Hamming space

From HandWiki
The Hamming space of binary strings of length 3. The distance between vertices in the cube graph equals the Hamming distance between the strings.

In statistics and coding theory, a Hamming space (named after American mathematician Richard Hamming) is usually the set of all [math]\displaystyle{ 2^N }[/math] binary strings of length N.[1][2] It is used in the theory of coding signals and transmission.

More generally, a Hamming space can be defined over any alphabet (set) Q as the set of words of a fixed length N with letters from Q.[3][4] If Q is a finite field, then a Hamming space over Q is an N-dimensional vector space over Q. In the typical, binary case, the field is thus GF(2) (also denoted by Z2).[3]

In coding theory, if Q has q elements, then any subset C (usually assumed of cardinality at least two) of the N-dimensional Hamming space over Q is called a q-ary code of length N; the elements of C are called codewords.[3][4] In the case where C is a linear subspace of its Hamming space, it is called a linear code.[3] A typical example of linear code is the Hamming code.

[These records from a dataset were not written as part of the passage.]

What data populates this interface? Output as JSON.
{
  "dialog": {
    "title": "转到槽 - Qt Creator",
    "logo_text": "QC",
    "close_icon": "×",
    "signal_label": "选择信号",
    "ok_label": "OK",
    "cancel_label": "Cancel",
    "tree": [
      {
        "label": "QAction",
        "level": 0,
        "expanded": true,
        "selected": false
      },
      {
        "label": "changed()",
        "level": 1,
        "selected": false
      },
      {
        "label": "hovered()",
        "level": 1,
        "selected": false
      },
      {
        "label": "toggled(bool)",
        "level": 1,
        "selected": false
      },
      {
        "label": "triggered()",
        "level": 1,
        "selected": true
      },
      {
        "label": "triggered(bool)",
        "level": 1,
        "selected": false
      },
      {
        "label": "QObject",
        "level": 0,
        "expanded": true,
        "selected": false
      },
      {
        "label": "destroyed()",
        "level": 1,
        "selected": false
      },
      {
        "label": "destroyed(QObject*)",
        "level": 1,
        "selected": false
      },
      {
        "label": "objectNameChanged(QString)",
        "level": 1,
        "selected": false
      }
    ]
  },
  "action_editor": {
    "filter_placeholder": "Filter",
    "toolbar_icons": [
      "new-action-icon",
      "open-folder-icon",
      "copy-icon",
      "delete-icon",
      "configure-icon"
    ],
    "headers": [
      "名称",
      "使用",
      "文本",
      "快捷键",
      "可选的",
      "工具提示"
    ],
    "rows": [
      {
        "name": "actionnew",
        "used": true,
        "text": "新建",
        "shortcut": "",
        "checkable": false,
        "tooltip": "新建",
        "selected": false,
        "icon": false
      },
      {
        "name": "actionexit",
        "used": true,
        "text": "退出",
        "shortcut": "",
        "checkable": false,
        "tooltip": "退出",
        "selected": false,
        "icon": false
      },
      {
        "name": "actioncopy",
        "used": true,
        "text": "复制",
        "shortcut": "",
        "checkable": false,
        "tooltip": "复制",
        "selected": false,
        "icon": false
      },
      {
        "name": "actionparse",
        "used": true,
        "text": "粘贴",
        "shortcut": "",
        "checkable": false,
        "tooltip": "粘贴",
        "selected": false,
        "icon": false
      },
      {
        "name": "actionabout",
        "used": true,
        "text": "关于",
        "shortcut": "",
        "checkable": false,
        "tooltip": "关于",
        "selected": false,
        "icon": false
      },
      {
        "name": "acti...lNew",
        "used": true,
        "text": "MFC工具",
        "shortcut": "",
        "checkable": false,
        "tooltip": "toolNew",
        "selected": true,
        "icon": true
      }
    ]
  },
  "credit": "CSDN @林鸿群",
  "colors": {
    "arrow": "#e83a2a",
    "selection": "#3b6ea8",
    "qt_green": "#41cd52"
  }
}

Codes defined via a Hamming space necessarily have the same length for every codeword, so they are called block codes when it is necessary to distinguish them from variable-length codes that are defined by unique factorization on a monoid.

The Hamming distance endows a Hamming space with a metric, which is essential in defining basic notions of coding theory such as error detecting and error correcting codes.[3]

Hamming spaces over non-field alphabets have also been considered, especially over finite rings (most notably over Z4) giving rise to modules instead of vector spaces and ring-linear codes (identified with submodules) instead of linear codes. The typical metric used in this case the Lee distance. There exist a Gray isometry between [math]\displaystyle{ \mathbb{Z}_2^{2m} }[/math] (i.e. GF(22m)) with the Hamming distance and [math]\displaystyle{ \mathbb{Z}_4^m }[/math] (also denoted as GR(4,m)) with the Lee distance.[5][6][7]


  1. Baylis, D. J. (1997), Error Correcting Codes: A Mathematical Introduction, Chapman Hall/CRC Mathematics Series, 15, CRC Press, p. 62, ISBN 9780412786907, https://books.google.com/books?id=ZAdDuZoJdn8C&pg=PA62 
  2. Cohen, G.; Honkala, I.; Litsyn, S.; Lobstein, A. (1997), Covering Codes, North-Holland Mathematical Library, 54, Elsevier, p. 1, ISBN 9780080530079, https://books.google.com/books?id=7KBYOt44sugC&pg=PA1 
  3. 3.0 3.1 3.2 3.3 3.4 Derek J.S. Robinson (2003). An Introduction to Abstract Algebra. Walter de Gruyter. pp. 254–255. ISBN 978-3-11-019816-4. 
  4. 4.0 4.1 Cohen et al., Covering Codes, p. 15
  5. Marcus Greferath (2009). "An Introduction to Ring-Linear Coding Theory". Gröbner Bases, Coding, and Cryptography. Springer Science & Business Media. ISBN 978-3-540-93806-4. 
  6. "Kerdock and Preparata codes - Encyclopedia of Mathematics". http://www.encyclopediaofmath.org/index.php/Kerdock_and_Preparata_codes. 
  7. J.H. van Lint (1999). Introduction to Coding Theory (3rd ed.). Springer. Chapter 8: Codes over [math]\displaystyle{ \mathbb{Z}_4 }[/math]. ISBN 978-3-540-64133-9. https://archive.org/details/introductiontoco0000lint_a3b9.